Author Archives: Nancy Rapoport

Struggling with professional fees in chapter 11

As I continue to be woefully late on an essay on how to reform the review and awarding of fees to professionals in chapter 11 bankruptcy cases (don’t worry, Maryland J. of Bus. & Tech. Law–it’s coming!), I’m trying to think of other areas in which those who are billing for professional services don’t really have to “push their bills across the table to a real client” but to a stand-in for a real client.  Lawyers who represent humans have to push their bills across the table (figuratively speaking) to those humans, who can then stare the lawyers in the eye and ask why the lawyers engaged in certain tasks.  Lawyers who represent even fictional people, like corporations, have to push their bills across the table to a live corporate officer/manager, who likewise can look at the bills and ask hard questions.  But lawyers who represent the debtor-in-possession or the creditors’ committee are representing fiduciaries, and those fiduciaries aren’t always all “across the table” in the same way that clients might be outside of bankruptcy.  Do these professionals have to do more defensive lawyering than lawyers are doing if they’re not representing fiduciaries?  Are lawyers who do class action litigation in the same boat?  Any thoughts?

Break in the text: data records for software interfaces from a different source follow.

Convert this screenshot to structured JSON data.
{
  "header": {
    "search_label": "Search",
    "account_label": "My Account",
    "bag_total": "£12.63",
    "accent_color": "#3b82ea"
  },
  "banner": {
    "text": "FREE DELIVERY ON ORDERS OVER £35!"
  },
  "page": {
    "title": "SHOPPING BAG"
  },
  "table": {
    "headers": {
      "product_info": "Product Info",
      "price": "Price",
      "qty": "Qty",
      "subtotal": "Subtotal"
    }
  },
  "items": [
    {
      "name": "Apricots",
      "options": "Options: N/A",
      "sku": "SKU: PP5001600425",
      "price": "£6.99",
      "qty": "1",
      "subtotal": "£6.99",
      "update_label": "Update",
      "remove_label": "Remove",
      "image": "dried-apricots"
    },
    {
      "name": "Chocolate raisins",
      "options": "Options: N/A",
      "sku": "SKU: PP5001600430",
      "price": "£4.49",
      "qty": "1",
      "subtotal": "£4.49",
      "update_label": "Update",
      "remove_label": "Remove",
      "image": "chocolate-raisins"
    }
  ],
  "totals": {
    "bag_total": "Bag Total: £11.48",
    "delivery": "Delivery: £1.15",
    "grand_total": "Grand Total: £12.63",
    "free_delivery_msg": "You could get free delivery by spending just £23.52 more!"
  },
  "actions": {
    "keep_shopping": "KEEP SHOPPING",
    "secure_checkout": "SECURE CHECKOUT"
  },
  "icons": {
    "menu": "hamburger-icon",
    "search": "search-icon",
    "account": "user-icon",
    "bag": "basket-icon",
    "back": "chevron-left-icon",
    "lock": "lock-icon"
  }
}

(Posted by Nancy Rapoport)

Sneaking in professional responsibility in my Contracts course

Last week, for the first time since I became a lawyer, I filed an ethics complaint against another lawyer.  It was one of the most difficult things I’ve ever done (and I’ve done some doozies).  Afterwards, I talked about the process and the reasons why I filed the complaint to my first-year students.

It was interesting to see their reactions.  We spoke about the need to return clients’ phone calls promptly, and we spoke about why, when a lawyer says she’s going to do X if Y doesn’t happen, she has to follow through on that promise.

I spend a lot of time talking about the practice of law with my students (and not just in my PR course).  I don’t want them to get the idea that PR is something that one takes in law school and only thinks about during the course, and I want them to think about the challenges that they’ll face as lawyers.

Will the state bar do anything about the complaint that I filed?  I don’t know.  But watching the process from this close up will be an education for me.

(Posted by Nancy Rapoport)